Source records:
★ ★ ★ ★ ★ ★ ★

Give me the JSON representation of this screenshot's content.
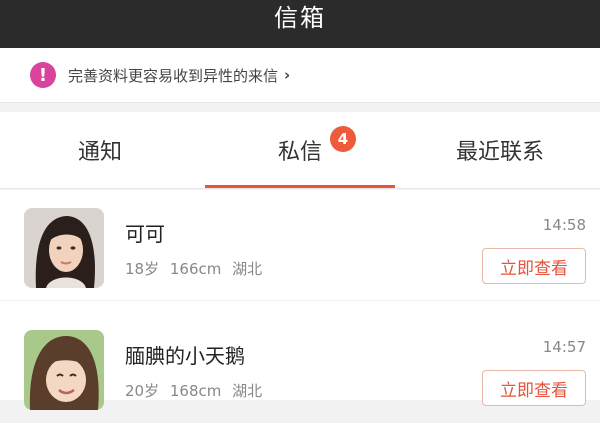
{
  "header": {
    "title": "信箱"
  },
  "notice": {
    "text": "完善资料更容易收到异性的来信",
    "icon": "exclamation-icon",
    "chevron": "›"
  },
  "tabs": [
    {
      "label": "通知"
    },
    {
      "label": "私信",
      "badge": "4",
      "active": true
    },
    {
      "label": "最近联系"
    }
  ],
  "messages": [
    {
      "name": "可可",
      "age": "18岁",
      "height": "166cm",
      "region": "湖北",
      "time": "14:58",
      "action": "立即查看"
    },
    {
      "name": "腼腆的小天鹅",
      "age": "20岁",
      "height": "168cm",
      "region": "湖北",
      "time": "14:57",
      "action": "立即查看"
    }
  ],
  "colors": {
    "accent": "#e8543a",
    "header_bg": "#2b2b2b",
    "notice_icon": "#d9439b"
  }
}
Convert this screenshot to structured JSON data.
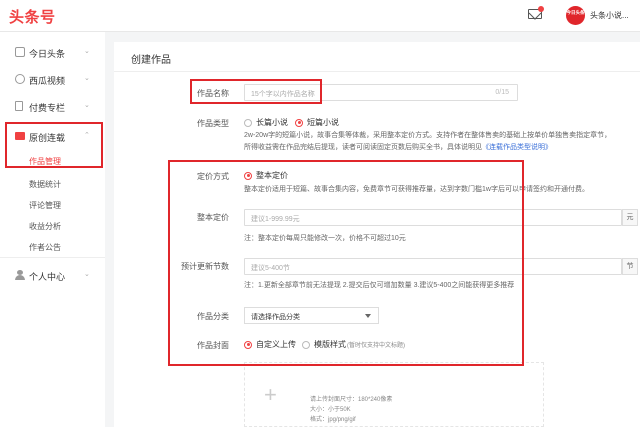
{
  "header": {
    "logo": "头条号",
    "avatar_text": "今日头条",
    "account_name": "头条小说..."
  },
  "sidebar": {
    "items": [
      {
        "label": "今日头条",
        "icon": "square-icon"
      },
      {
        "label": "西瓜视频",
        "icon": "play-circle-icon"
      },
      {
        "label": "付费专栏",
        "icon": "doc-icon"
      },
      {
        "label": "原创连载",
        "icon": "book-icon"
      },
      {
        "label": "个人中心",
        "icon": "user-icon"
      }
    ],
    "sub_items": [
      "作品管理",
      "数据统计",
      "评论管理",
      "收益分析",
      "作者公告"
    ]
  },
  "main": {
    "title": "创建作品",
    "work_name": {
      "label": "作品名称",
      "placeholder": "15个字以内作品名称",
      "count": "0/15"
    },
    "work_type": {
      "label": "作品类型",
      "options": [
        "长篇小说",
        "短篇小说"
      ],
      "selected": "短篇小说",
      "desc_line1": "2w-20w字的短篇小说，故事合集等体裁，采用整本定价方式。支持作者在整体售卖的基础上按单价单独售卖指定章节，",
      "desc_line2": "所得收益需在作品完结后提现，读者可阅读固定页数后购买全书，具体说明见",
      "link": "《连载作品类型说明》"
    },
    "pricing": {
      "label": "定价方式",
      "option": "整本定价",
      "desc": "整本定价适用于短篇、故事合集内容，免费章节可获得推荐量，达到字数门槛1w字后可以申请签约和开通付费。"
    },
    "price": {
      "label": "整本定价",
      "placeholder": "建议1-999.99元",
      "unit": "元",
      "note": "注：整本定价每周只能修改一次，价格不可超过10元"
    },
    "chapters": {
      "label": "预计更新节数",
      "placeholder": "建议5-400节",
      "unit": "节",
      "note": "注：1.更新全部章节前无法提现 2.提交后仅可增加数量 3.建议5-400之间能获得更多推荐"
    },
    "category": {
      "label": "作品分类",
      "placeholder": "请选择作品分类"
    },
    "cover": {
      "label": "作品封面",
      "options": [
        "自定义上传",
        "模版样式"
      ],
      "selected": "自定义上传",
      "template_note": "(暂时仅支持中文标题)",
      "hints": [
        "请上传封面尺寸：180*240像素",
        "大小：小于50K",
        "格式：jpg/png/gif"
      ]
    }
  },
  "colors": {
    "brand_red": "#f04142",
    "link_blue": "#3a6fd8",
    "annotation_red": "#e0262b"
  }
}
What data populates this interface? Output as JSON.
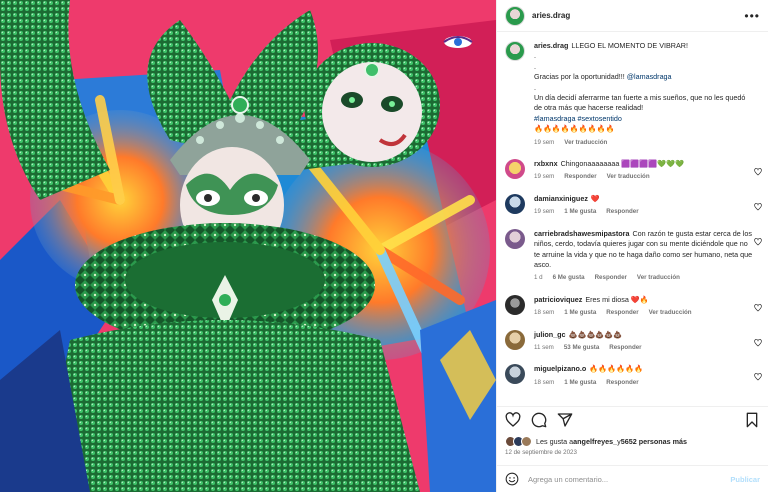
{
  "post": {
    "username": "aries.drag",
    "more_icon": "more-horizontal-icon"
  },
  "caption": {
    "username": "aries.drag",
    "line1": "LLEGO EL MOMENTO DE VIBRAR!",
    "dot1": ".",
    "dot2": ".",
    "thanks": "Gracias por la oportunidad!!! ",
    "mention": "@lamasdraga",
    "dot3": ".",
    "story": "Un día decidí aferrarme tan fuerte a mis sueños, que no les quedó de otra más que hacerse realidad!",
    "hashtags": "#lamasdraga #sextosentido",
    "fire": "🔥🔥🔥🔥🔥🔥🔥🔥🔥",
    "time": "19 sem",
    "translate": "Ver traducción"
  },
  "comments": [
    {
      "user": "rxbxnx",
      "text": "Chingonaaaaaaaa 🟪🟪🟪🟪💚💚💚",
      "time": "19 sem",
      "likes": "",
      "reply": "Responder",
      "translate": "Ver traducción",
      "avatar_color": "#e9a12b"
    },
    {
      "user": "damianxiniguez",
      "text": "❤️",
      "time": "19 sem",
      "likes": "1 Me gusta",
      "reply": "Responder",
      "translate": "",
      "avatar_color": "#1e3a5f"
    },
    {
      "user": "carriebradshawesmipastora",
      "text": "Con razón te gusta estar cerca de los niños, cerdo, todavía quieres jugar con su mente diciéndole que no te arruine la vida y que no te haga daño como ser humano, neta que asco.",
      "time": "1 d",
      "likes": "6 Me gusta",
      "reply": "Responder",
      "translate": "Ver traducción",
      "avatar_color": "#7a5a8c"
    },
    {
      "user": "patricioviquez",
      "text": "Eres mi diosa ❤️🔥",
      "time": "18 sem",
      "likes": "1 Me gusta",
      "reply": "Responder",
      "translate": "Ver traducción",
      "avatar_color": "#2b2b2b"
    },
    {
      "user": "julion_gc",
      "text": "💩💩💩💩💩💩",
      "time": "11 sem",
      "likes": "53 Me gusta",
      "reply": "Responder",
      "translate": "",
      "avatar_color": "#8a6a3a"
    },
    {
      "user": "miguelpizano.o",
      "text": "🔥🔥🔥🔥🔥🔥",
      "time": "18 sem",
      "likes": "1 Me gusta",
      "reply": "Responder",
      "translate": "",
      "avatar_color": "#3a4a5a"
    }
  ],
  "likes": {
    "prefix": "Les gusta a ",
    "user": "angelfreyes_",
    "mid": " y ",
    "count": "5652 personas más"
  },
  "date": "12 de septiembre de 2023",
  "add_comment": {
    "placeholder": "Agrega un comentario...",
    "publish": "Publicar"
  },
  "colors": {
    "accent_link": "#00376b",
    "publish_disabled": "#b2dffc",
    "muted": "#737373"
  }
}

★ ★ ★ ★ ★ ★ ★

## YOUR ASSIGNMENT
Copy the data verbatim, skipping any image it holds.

## EXERCISE ANSWER
Give me the JSON representation of this screenshot's content.
{
  "header": {
    "title": "信箱"
  },
  "notice": {
    "text": "完善资料更容易收到异性的来信",
    "icon": "exclamation-icon",
    "chevron": "›"
  },
  "tabs": [
    {
      "label": "通知"
    },
    {
      "label": "私信",
      "badge": "4",
      "active": true
    },
    {
      "label": "最近联系"
    }
  ],
  "messages": [
    {
      "name": "可可",
      "age": "18岁",
      "height": "166cm",
      "region": "湖北",
      "time": "14:58",
      "action": "立即查看"
    },
    {
      "name": "腼腆的小天鹅",
      "age": "20岁",
      "height": "168cm",
      "region": "湖北",
      "time": "14:57",
      "action": "立即查看"
    }
  ],
  "colors": {
    "accent": "#e8543a",
    "header_bg": "#2b2b2b",
    "notice_icon": "#d9439b"
  }
}
Convert this screenshot to structured JSON data.
{
  "header": {
    "logo": "头条号",
    "avatar_text": "今日头条",
    "account_name": "头条小说..."
  },
  "sidebar": {
    "items": [
      {
        "label": "今日头条",
        "icon": "square-icon"
      },
      {
        "label": "西瓜视频",
        "icon": "play-circle-icon"
      },
      {
        "label": "付费专栏",
        "icon": "doc-icon"
      },
      {
        "label": "原创连载",
        "icon": "book-icon"
      },
      {
        "label": "个人中心",
        "icon": "user-icon"
      }
    ],
    "sub_items": [
      "作品管理",
      "数据统计",
      "评论管理",
      "收益分析",
      "作者公告"
    ]
  },
  "main": {
    "title": "创建作品",
    "work_name": {
      "label": "作品名称",
      "placeholder": "15个字以内作品名称",
      "count": "0/15"
    },
    "work_type": {
      "label": "作品类型",
      "options": [
        "长篇小说",
        "短篇小说"
      ],
      "selected": "短篇小说",
      "desc_line1": "2w-20w字的短篇小说，故事合集等体裁，采用整本定价方式。支持作者在整体售卖的基础上按单价单独售卖指定章节，",
      "desc_line2": "所得收益需在作品完结后提现，读者可阅读固定页数后购买全书，具体说明见",
      "link": "《连载作品类型说明》"
    },
    "pricing": {
      "label": "定价方式",
      "option": "整本定价",
      "desc": "整本定价适用于短篇、故事合集内容，免费章节可获得推荐量，达到字数门槛1w字后可以申请签约和开通付费。"
    },
    "price": {
      "label": "整本定价",
      "placeholder": "建议1-999.99元",
      "unit": "元",
      "note": "注：整本定价每周只能修改一次，价格不可超过10元"
    },
    "chapters": {
      "label": "预计更新节数",
      "placeholder": "建议5-400节",
      "unit": "节",
      "note": "注：1.更新全部章节前无法提现 2.提交后仅可增加数量 3.建议5-400之间能获得更多推荐"
    },
    "category": {
      "label": "作品分类",
      "placeholder": "请选择作品分类"
    },
    "cover": {
      "label": "作品封面",
      "options": [
        "自定义上传",
        "模版样式"
      ],
      "selected": "自定义上传",
      "template_note": "(暂时仅支持中文标题)",
      "hints": [
        "请上传封面尺寸：180*240像素",
        "大小：小于50K",
        "格式：jpg/png/gif"
      ]
    }
  },
  "colors": {
    "brand_red": "#f04142",
    "link_blue": "#3a6fd8",
    "annotation_red": "#e0262b"
  }
}
What data populates this interface? Output as JSON.
{
  "post": {
    "username": "aries.drag",
    "more_icon": "more-horizontal-icon"
  },
  "caption": {
    "username": "aries.drag",
    "line1": "LLEGO EL MOMENTO DE VIBRAR!",
    "dot1": ".",
    "dot2": ".",
    "thanks": "Gracias por la oportunidad!!! ",
    "mention": "@lamasdraga",
    "dot3": ".",
    "story": "Un día decidí aferrarme tan fuerte a mis sueños, que no les quedó de otra más que hacerse realidad!",
    "hashtags": "#lamasdraga #sextosentido",
    "fire": "🔥🔥🔥🔥🔥🔥🔥🔥🔥",
    "time": "19 sem",
    "translate": "Ver traducción"
  },
  "comments": [
    {
      "user": "rxbxnx",
      "text": "Chingonaaaaaaaa 🟪🟪🟪🟪💚💚💚",
      "time": "19 sem",
      "likes": "",
      "reply": "Responder",
      "translate": "Ver traducción",
      "avatar_color": "#e9a12b"
    },
    {
      "user": "damianxiniguez",
      "text": "❤️",
      "time": "19 sem",
      "likes": "1 Me gusta",
      "reply": "Responder",
      "translate": "",
      "avatar_color": "#1e3a5f"
    },
    {
      "user": "carriebradshawesmipastora",
      "text": "Con razón te gusta estar cerca de los niños, cerdo, todavía quieres jugar con su mente diciéndole que no te arruine la vida y que no te haga daño como ser humano, neta que asco.",
      "time": "1 d",
      "likes": "6 Me gusta",
      "reply": "Responder",
      "translate": "Ver traducción",
      "avatar_color": "#7a5a8c"
    },
    {
      "user": "patricioviquez",
      "text": "Eres mi diosa ❤️🔥",
      "time": "18 sem",
      "likes": "1 Me gusta",
      "reply": "Responder",
      "translate": "Ver traducción",
      "avatar_color": "#2b2b2b"
    },
    {
      "user": "julion_gc",
      "text": "💩💩💩💩💩💩",
      "time": "11 sem",
      "likes": "53 Me gusta",
      "reply": "Responder",
      "translate": "",
      "avatar_color": "#8a6a3a"
    },
    {
      "user": "miguelpizano.o",
      "text": "🔥🔥🔥🔥🔥🔥",
      "time": "18 sem",
      "likes": "1 Me gusta",
      "reply": "Responder",
      "translate": "",
      "avatar_color": "#3a4a5a"
    }
  ],
  "likes": {
    "prefix": "Les gusta a ",
    "user": "angelfreyes_",
    "mid": " y ",
    "count": "5652 personas más"
  },
  "date": "12 de septiembre de 2023",
  "add_comment": {
    "placeholder": "Agrega un comentario...",
    "publish": "Publicar"
  },
  "colors": {
    "accent_link": "#00376b",
    "publish_disabled": "#b2dffc",
    "muted": "#737373"
  }
}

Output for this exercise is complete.